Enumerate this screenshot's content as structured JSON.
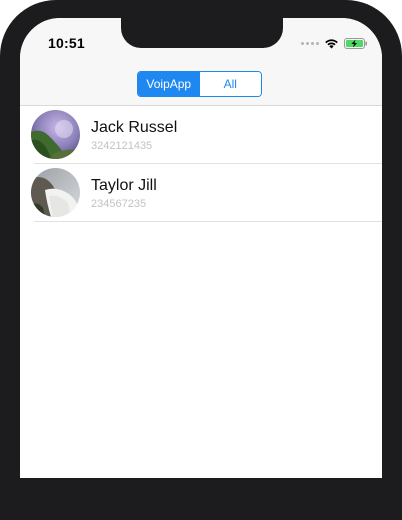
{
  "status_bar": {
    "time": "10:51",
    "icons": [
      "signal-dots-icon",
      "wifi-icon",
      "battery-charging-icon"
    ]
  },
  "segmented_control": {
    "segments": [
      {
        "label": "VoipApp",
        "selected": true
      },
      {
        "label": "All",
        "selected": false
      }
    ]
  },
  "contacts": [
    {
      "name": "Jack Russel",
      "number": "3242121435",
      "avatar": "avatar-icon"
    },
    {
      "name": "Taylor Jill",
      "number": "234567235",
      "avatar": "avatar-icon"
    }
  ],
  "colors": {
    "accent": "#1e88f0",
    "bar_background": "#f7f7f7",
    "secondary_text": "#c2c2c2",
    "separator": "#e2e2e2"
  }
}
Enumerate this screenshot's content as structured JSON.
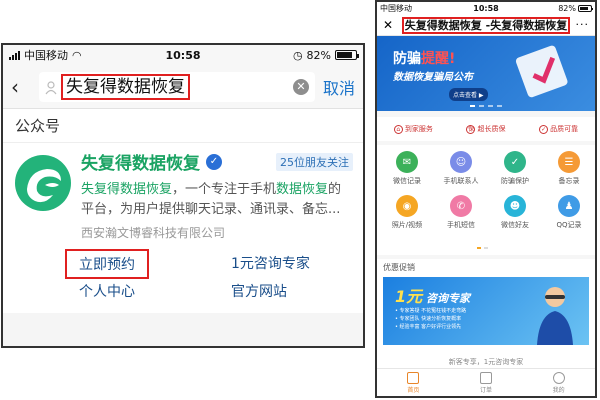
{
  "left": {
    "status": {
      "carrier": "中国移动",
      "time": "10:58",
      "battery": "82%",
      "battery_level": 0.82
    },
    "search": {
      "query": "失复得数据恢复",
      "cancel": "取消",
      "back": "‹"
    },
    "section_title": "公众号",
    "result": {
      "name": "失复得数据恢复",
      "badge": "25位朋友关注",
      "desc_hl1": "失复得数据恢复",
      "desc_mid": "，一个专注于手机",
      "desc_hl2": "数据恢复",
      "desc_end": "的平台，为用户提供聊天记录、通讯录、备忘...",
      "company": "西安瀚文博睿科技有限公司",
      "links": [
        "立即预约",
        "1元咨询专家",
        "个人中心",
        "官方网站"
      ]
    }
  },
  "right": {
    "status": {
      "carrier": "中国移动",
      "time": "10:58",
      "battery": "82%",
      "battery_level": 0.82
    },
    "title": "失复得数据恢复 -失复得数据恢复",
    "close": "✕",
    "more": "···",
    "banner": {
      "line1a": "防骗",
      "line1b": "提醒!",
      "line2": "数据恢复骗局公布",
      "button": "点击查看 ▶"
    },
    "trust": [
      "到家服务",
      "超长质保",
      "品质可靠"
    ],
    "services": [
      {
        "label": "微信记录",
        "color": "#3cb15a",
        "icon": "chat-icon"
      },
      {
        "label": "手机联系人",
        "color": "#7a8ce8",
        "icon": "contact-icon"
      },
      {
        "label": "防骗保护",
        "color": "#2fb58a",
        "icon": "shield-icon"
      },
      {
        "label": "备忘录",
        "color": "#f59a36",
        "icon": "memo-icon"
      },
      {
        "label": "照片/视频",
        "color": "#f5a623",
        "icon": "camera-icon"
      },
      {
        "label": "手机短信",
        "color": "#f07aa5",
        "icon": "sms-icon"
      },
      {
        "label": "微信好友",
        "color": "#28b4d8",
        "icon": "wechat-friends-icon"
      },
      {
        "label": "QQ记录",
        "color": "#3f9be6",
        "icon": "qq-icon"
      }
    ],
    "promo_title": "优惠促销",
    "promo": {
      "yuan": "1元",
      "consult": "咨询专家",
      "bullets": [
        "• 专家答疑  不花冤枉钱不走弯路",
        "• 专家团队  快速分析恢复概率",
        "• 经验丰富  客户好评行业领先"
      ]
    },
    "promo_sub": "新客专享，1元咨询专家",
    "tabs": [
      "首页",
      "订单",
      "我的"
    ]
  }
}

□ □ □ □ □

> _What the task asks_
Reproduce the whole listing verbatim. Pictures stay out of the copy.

> _Solution to the problem_
Enumerate this screenshot's content as structured JSON.
{
  "status_bar": {
    "time": "10:51",
    "icons": [
      "signal-dots-icon",
      "wifi-icon",
      "battery-charging-icon"
    ]
  },
  "segmented_control": {
    "segments": [
      {
        "label": "VoipApp",
        "selected": true
      },
      {
        "label": "All",
        "selected": false
      }
    ]
  },
  "contacts": [
    {
      "name": "Jack Russel",
      "number": "3242121435",
      "avatar": "avatar-icon"
    },
    {
      "name": "Taylor Jill",
      "number": "234567235",
      "avatar": "avatar-icon"
    }
  ],
  "colors": {
    "accent": "#1e88f0",
    "bar_background": "#f7f7f7",
    "secondary_text": "#c2c2c2",
    "separator": "#e2e2e2"
  }
}
Enumerate this screenshot's content as structured JSON.
{
  "left": {
    "status": {
      "carrier": "中国移动",
      "time": "10:58",
      "battery": "82%",
      "battery_level": 0.82
    },
    "search": {
      "query": "失复得数据恢复",
      "cancel": "取消",
      "back": "‹"
    },
    "section_title": "公众号",
    "result": {
      "name": "失复得数据恢复",
      "badge": "25位朋友关注",
      "desc_hl1": "失复得数据恢复",
      "desc_mid": "，一个专注于手机",
      "desc_hl2": "数据恢复",
      "desc_end": "的平台，为用户提供聊天记录、通讯录、备忘...",
      "company": "西安瀚文博睿科技有限公司",
      "links": [
        "立即预约",
        "1元咨询专家",
        "个人中心",
        "官方网站"
      ]
    }
  },
  "right": {
    "status": {
      "carrier": "中国移动",
      "time": "10:58",
      "battery": "82%",
      "battery_level": 0.82
    },
    "title": "失复得数据恢复 -失复得数据恢复",
    "close": "✕",
    "more": "···",
    "banner": {
      "line1a": "防骗",
      "line1b": "提醒!",
      "line2": "数据恢复骗局公布",
      "button": "点击查看 ▶"
    },
    "trust": [
      "到家服务",
      "超长质保",
      "品质可靠"
    ],
    "services": [
      {
        "label": "微信记录",
        "color": "#3cb15a",
        "icon": "chat-icon"
      },
      {
        "label": "手机联系人",
        "color": "#7a8ce8",
        "icon": "contact-icon"
      },
      {
        "label": "防骗保护",
        "color": "#2fb58a",
        "icon": "shield-icon"
      },
      {
        "label": "备忘录",
        "color": "#f59a36",
        "icon": "memo-icon"
      },
      {
        "label": "照片/视频",
        "color": "#f5a623",
        "icon": "camera-icon"
      },
      {
        "label": "手机短信",
        "color": "#f07aa5",
        "icon": "sms-icon"
      },
      {
        "label": "微信好友",
        "color": "#28b4d8",
        "icon": "wechat-friends-icon"
      },
      {
        "label": "QQ记录",
        "color": "#3f9be6",
        "icon": "qq-icon"
      }
    ],
    "promo_title": "优惠促销",
    "promo": {
      "yuan": "1元",
      "consult": "咨询专家",
      "bullets": [
        "• 专家答疑  不花冤枉钱不走弯路",
        "• 专家团队  快速分析恢复概率",
        "• 经验丰富  客户好评行业领先"
      ]
    },
    "promo_sub": "新客专享，1元咨询专家",
    "tabs": [
      "首页",
      "订单",
      "我的"
    ]
  }
}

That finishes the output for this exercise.